* _Exercise prompt_
Print every record below exactly as it stands, but leave out the pictures.
Dataset content: Begin
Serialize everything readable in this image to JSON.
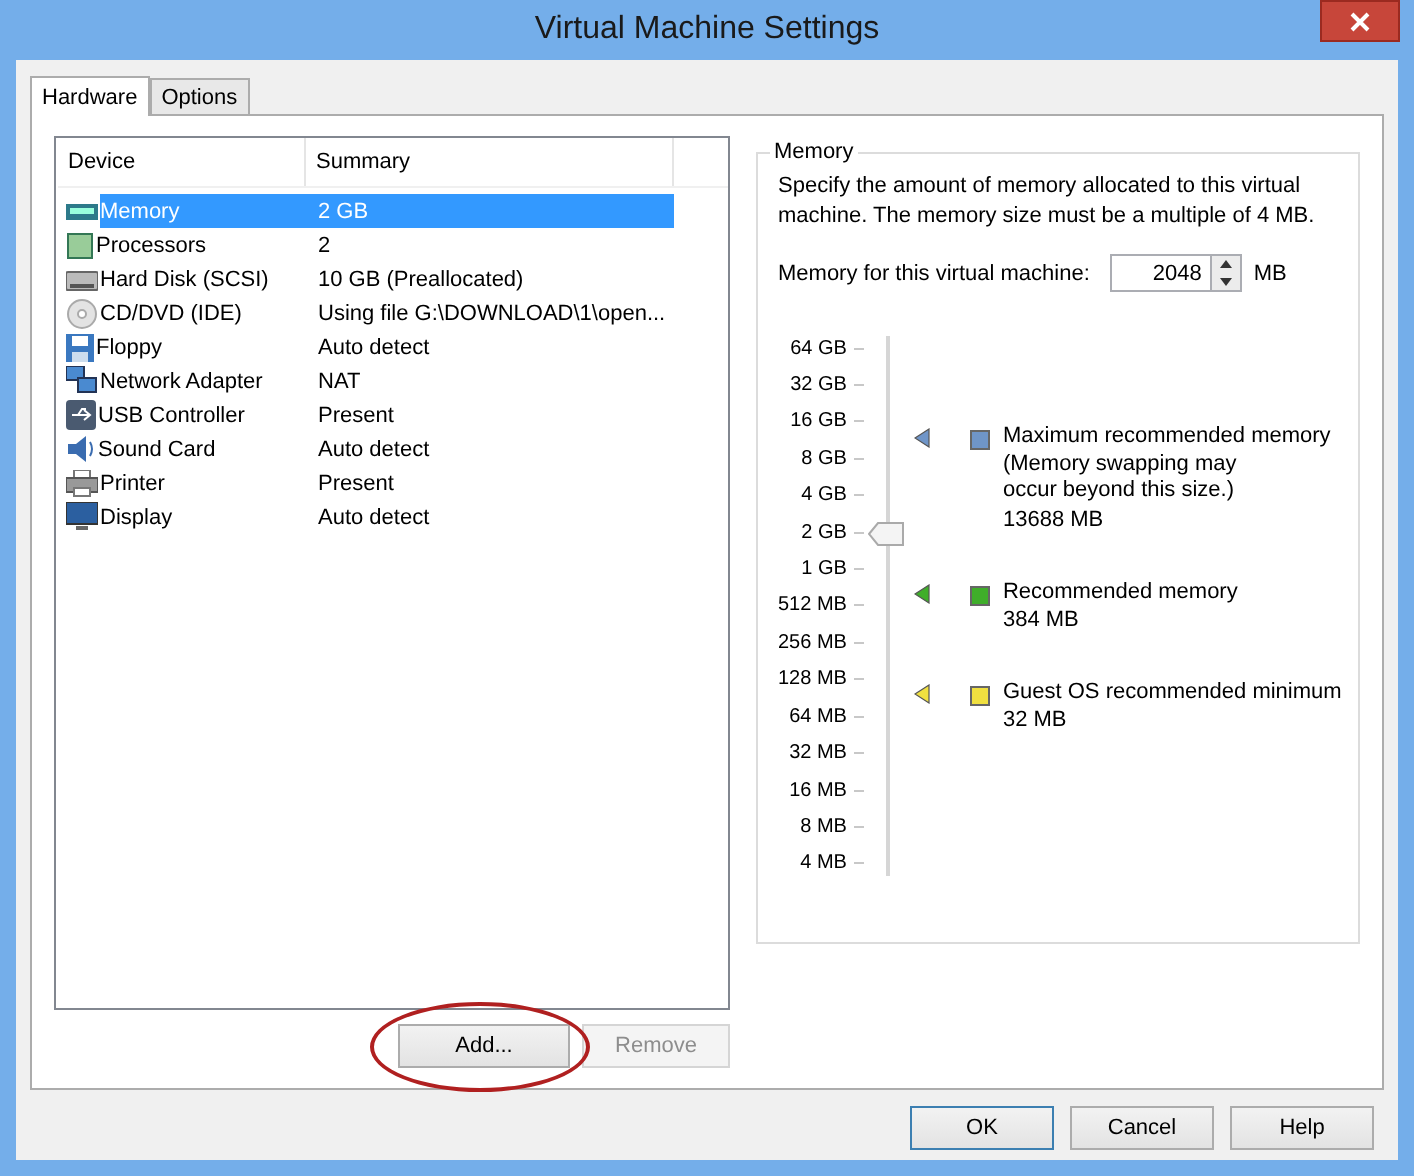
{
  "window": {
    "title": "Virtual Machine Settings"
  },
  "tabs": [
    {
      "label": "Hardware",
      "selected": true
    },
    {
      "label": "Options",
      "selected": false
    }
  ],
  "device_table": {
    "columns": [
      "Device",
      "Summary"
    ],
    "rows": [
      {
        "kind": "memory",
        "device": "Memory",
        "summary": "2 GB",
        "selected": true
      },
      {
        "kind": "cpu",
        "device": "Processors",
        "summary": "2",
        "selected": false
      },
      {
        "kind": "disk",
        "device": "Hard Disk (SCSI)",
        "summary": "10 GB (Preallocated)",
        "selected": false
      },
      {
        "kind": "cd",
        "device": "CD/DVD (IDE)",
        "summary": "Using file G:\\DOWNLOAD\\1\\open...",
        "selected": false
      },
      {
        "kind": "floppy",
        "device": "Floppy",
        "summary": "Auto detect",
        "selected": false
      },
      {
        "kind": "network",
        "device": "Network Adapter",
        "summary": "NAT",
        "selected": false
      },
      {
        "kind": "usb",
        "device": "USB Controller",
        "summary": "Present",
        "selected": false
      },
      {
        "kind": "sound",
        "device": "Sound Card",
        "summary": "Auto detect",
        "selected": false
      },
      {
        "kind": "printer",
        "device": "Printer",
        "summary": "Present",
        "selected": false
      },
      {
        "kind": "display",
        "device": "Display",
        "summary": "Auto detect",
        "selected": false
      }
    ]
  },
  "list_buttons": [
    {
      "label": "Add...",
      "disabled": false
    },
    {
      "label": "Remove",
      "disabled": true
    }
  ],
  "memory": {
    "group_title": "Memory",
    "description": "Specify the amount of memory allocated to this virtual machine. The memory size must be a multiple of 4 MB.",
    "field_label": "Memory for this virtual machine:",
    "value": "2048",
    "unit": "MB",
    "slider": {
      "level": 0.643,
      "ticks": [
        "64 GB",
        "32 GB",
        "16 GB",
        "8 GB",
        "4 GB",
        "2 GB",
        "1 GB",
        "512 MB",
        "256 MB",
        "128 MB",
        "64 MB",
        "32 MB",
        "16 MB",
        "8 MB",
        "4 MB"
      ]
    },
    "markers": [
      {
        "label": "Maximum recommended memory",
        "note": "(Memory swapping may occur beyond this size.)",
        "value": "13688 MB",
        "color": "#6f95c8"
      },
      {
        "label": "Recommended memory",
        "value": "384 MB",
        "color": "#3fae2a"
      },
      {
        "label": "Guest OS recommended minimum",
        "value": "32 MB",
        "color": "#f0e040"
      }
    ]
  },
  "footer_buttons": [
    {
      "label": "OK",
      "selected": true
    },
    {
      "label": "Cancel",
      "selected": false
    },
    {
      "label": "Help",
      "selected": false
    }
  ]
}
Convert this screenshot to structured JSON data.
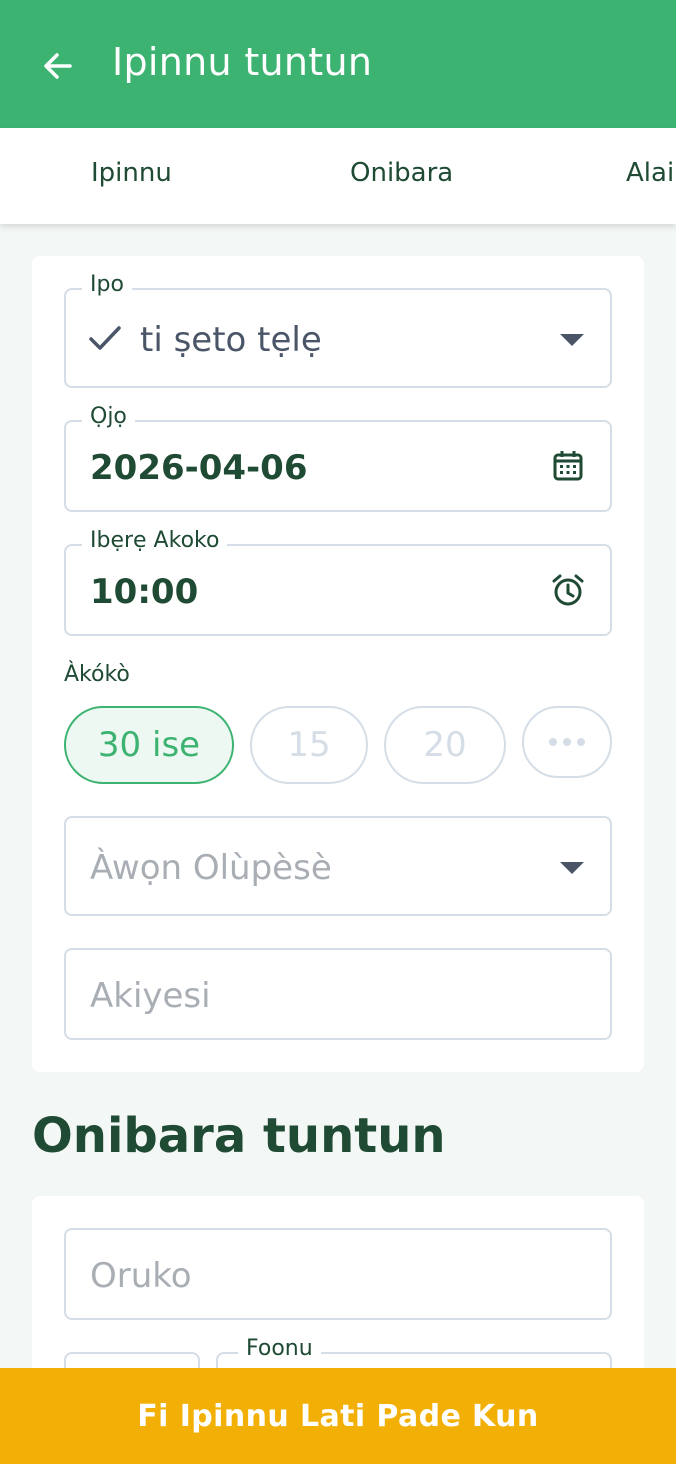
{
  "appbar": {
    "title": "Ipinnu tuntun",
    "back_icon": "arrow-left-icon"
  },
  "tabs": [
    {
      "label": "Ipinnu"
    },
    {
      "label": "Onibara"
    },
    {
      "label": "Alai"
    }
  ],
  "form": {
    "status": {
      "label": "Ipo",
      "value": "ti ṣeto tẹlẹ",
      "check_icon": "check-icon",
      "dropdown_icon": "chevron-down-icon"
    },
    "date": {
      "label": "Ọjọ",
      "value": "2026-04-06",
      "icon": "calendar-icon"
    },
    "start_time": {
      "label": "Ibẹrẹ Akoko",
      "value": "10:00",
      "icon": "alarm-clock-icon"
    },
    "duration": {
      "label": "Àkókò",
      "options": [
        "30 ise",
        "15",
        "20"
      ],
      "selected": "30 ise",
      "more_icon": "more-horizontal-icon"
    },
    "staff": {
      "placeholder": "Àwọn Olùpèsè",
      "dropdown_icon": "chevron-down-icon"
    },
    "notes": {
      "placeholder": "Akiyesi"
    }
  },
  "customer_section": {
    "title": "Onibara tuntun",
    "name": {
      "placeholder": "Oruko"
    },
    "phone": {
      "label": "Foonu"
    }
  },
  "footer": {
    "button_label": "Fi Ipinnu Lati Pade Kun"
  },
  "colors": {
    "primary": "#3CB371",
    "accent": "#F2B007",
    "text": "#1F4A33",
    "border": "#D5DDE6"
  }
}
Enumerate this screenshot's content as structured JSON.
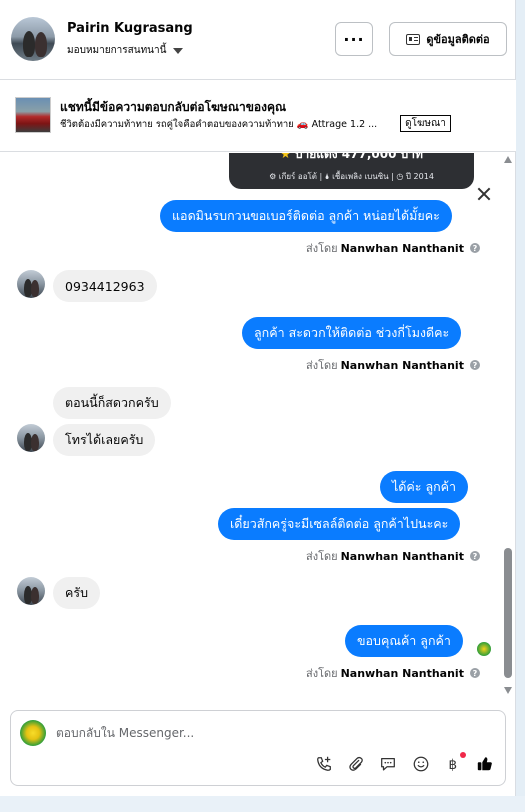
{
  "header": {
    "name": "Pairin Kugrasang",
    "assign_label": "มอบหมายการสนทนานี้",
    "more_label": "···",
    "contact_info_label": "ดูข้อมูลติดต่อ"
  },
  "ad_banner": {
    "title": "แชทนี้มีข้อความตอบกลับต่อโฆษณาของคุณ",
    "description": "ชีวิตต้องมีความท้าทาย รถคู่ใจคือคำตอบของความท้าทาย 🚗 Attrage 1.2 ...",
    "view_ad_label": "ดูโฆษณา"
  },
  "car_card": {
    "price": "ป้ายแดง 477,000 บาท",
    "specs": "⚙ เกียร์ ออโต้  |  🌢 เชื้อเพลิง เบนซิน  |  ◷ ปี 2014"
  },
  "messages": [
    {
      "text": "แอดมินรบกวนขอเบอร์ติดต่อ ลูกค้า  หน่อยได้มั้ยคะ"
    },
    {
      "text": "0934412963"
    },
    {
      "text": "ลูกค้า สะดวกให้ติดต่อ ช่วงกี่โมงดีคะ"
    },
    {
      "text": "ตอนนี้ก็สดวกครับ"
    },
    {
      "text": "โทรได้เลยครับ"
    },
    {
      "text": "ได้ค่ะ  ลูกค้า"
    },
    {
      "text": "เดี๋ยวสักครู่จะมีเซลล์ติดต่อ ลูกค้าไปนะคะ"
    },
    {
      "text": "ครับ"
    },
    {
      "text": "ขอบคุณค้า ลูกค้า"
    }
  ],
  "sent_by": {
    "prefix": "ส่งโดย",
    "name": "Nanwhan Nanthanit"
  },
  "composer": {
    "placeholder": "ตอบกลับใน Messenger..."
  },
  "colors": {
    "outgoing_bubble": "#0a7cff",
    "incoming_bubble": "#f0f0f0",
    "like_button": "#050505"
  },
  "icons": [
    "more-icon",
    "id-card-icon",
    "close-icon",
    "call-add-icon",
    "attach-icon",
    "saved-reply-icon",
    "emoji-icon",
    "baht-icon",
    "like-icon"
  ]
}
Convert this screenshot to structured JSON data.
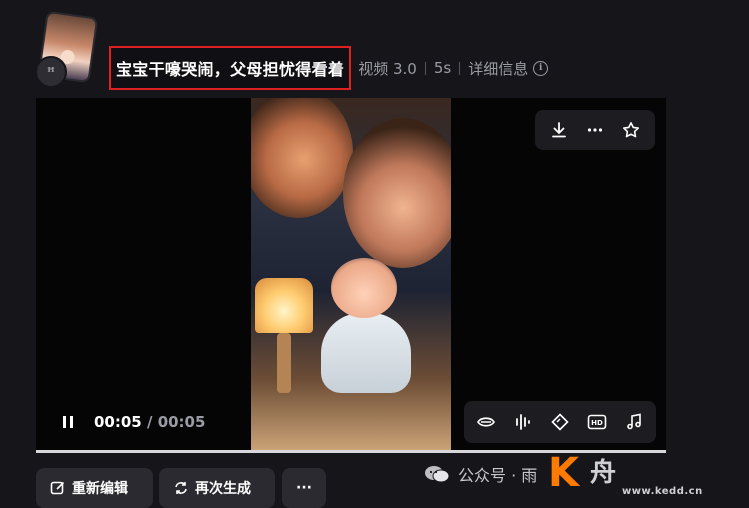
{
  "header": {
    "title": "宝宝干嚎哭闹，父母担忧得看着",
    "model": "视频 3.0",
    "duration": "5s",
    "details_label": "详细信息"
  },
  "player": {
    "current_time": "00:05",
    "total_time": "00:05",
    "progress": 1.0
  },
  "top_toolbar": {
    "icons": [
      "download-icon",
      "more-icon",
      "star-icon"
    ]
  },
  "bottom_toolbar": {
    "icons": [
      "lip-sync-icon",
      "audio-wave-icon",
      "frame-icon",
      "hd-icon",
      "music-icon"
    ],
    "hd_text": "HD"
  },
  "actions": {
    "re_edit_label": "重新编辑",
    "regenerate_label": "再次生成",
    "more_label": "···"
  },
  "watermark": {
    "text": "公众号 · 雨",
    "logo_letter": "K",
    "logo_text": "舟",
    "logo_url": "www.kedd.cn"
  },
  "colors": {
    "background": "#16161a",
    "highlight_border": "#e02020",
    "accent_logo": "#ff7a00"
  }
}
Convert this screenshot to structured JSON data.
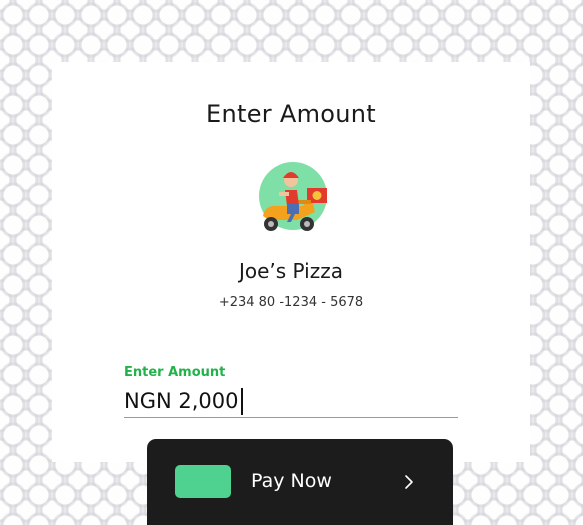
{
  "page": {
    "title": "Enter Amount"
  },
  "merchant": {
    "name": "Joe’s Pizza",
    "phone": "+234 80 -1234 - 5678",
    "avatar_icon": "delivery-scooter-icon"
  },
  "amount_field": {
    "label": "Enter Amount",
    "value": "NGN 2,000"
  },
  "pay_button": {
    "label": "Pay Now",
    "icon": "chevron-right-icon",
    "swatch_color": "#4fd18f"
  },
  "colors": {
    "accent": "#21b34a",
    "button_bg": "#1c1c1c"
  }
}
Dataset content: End
* _Solution_
Serialize everything readable in this image to JSON.
{
  "window": {
    "title": "Virtual Machine Settings"
  },
  "tabs": [
    {
      "label": "Hardware",
      "selected": true
    },
    {
      "label": "Options",
      "selected": false
    }
  ],
  "device_table": {
    "columns": [
      "Device",
      "Summary"
    ],
    "rows": [
      {
        "kind": "memory",
        "device": "Memory",
        "summary": "2 GB",
        "selected": true
      },
      {
        "kind": "cpu",
        "device": "Processors",
        "summary": "2",
        "selected": false
      },
      {
        "kind": "disk",
        "device": "Hard Disk (SCSI)",
        "summary": "10 GB (Preallocated)",
        "selected": false
      },
      {
        "kind": "cd",
        "device": "CD/DVD (IDE)",
        "summary": "Using file G:\\DOWNLOAD\\1\\open...",
        "selected": false
      },
      {
        "kind": "floppy",
        "device": "Floppy",
        "summary": "Auto detect",
        "selected": false
      },
      {
        "kind": "network",
        "device": "Network Adapter",
        "summary": "NAT",
        "selected": false
      },
      {
        "kind": "usb",
        "device": "USB Controller",
        "summary": "Present",
        "selected": false
      },
      {
        "kind": "sound",
        "device": "Sound Card",
        "summary": "Auto detect",
        "selected": false
      },
      {
        "kind": "printer",
        "device": "Printer",
        "summary": "Present",
        "selected": false
      },
      {
        "kind": "display",
        "device": "Display",
        "summary": "Auto detect",
        "selected": false
      }
    ]
  },
  "list_buttons": [
    {
      "label": "Add...",
      "disabled": false
    },
    {
      "label": "Remove",
      "disabled": true
    }
  ],
  "memory": {
    "group_title": "Memory",
    "description": "Specify the amount of memory allocated to this virtual machine. The memory size must be a multiple of 4 MB.",
    "field_label": "Memory for this virtual machine:",
    "value": "2048",
    "unit": "MB",
    "slider": {
      "level": 0.643,
      "ticks": [
        "64 GB",
        "32 GB",
        "16 GB",
        "8 GB",
        "4 GB",
        "2 GB",
        "1 GB",
        "512 MB",
        "256 MB",
        "128 MB",
        "64 MB",
        "32 MB",
        "16 MB",
        "8 MB",
        "4 MB"
      ]
    },
    "markers": [
      {
        "label": "Maximum recommended memory",
        "note": "(Memory swapping may occur beyond this size.)",
        "value": "13688 MB",
        "color": "#6f95c8"
      },
      {
        "label": "Recommended memory",
        "value": "384 MB",
        "color": "#3fae2a"
      },
      {
        "label": "Guest OS recommended minimum",
        "value": "32 MB",
        "color": "#f0e040"
      }
    ]
  },
  "footer_buttons": [
    {
      "label": "OK",
      "selected": true
    },
    {
      "label": "Cancel",
      "selected": false
    },
    {
      "label": "Help",
      "selected": false
    }
  ]
}
Convert this screenshot to structured JSON data.
{
  "appbar": {
    "title": "Ipinnu tuntun",
    "back_icon": "arrow-left-icon"
  },
  "tabs": [
    {
      "label": "Ipinnu"
    },
    {
      "label": "Onibara"
    },
    {
      "label": "Alai"
    }
  ],
  "form": {
    "status": {
      "label": "Ipo",
      "value": "ti ṣeto tẹlẹ",
      "check_icon": "check-icon",
      "dropdown_icon": "chevron-down-icon"
    },
    "date": {
      "label": "Ọjọ",
      "value": "2026-04-06",
      "icon": "calendar-icon"
    },
    "start_time": {
      "label": "Ibẹrẹ Akoko",
      "value": "10:00",
      "icon": "alarm-clock-icon"
    },
    "duration": {
      "label": "Àkókò",
      "options": [
        "30 ise",
        "15",
        "20"
      ],
      "selected": "30 ise",
      "more_icon": "more-horizontal-icon"
    },
    "staff": {
      "placeholder": "Àwọn Olùpèsè",
      "dropdown_icon": "chevron-down-icon"
    },
    "notes": {
      "placeholder": "Akiyesi"
    }
  },
  "customer_section": {
    "title": "Onibara tuntun",
    "name": {
      "placeholder": "Oruko"
    },
    "phone": {
      "label": "Foonu"
    }
  },
  "footer": {
    "button_label": "Fi Ipinnu Lati Pade Kun"
  },
  "colors": {
    "primary": "#3CB371",
    "accent": "#F2B007",
    "text": "#1F4A33",
    "border": "#D5DDE6"
  }
}
Enumerate this screenshot's content as structured JSON.
{
  "header": {
    "name": "Pairin Kugrasang",
    "assign_label": "มอบหมายการสนทนานี้",
    "more_label": "···",
    "contact_info_label": "ดูข้อมูลติดต่อ"
  },
  "ad_banner": {
    "title": "แชทนี้มีข้อความตอบกลับต่อโฆษณาของคุณ",
    "description": "ชีวิตต้องมีความท้าทาย รถคู่ใจคือคำตอบของความท้าทาย 🚗 Attrage 1.2 ...",
    "view_ad_label": "ดูโฆษณา"
  },
  "car_card": {
    "price": "ป้ายแดง 477,000 บาท",
    "specs": "⚙ เกียร์ ออโต้  |  🌢 เชื้อเพลิง เบนซิน  |  ◷ ปี 2014"
  },
  "messages": [
    {
      "text": "แอดมินรบกวนขอเบอร์ติดต่อ ลูกค้า  หน่อยได้มั้ยคะ"
    },
    {
      "text": "0934412963"
    },
    {
      "text": "ลูกค้า สะดวกให้ติดต่อ ช่วงกี่โมงดีคะ"
    },
    {
      "text": "ตอนนี้ก็สดวกครับ"
    },
    {
      "text": "โทรได้เลยครับ"
    },
    {
      "text": "ได้ค่ะ  ลูกค้า"
    },
    {
      "text": "เดี๋ยวสักครู่จะมีเซลล์ติดต่อ ลูกค้าไปนะคะ"
    },
    {
      "text": "ครับ"
    },
    {
      "text": "ขอบคุณค้า ลูกค้า"
    }
  ],
  "sent_by": {
    "prefix": "ส่งโดย",
    "name": "Nanwhan Nanthanit"
  },
  "composer": {
    "placeholder": "ตอบกลับใน Messenger..."
  },
  "colors": {
    "outgoing_bubble": "#0a7cff",
    "incoming_bubble": "#f0f0f0",
    "like_button": "#050505"
  },
  "icons": [
    "more-icon",
    "id-card-icon",
    "close-icon",
    "call-add-icon",
    "attach-icon",
    "saved-reply-icon",
    "emoji-icon",
    "baht-icon",
    "like-icon"
  ]
}
Convert this screenshot to structured JSON data.
{
  "header": {
    "title": "宝宝干嚎哭闹，父母担忧得看着",
    "model": "视频 3.0",
    "duration": "5s",
    "details_label": "详细信息"
  },
  "player": {
    "current_time": "00:05",
    "total_time": "00:05",
    "progress": 1.0
  },
  "top_toolbar": {
    "icons": [
      "download-icon",
      "more-icon",
      "star-icon"
    ]
  },
  "bottom_toolbar": {
    "icons": [
      "lip-sync-icon",
      "audio-wave-icon",
      "frame-icon",
      "hd-icon",
      "music-icon"
    ],
    "hd_text": "HD"
  },
  "actions": {
    "re_edit_label": "重新编辑",
    "regenerate_label": "再次生成",
    "more_label": "···"
  },
  "watermark": {
    "text": "公众号 · 雨",
    "logo_letter": "K",
    "logo_text": "舟",
    "logo_url": "www.kedd.cn"
  },
  "colors": {
    "background": "#16161a",
    "highlight_border": "#e02020",
    "accent_logo": "#ff7a00"
  }
}
Convert this screenshot to structured JSON data.
{
  "page": {
    "title": "Enter Amount"
  },
  "merchant": {
    "name": "Joe’s Pizza",
    "phone": "+234 80 -1234 - 5678",
    "avatar_icon": "delivery-scooter-icon"
  },
  "amount_field": {
    "label": "Enter Amount",
    "value": "NGN 2,000"
  },
  "pay_button": {
    "label": "Pay Now",
    "icon": "chevron-right-icon",
    "swatch_color": "#4fd18f"
  },
  "colors": {
    "accent": "#21b34a",
    "button_bg": "#1c1c1c"
  }
}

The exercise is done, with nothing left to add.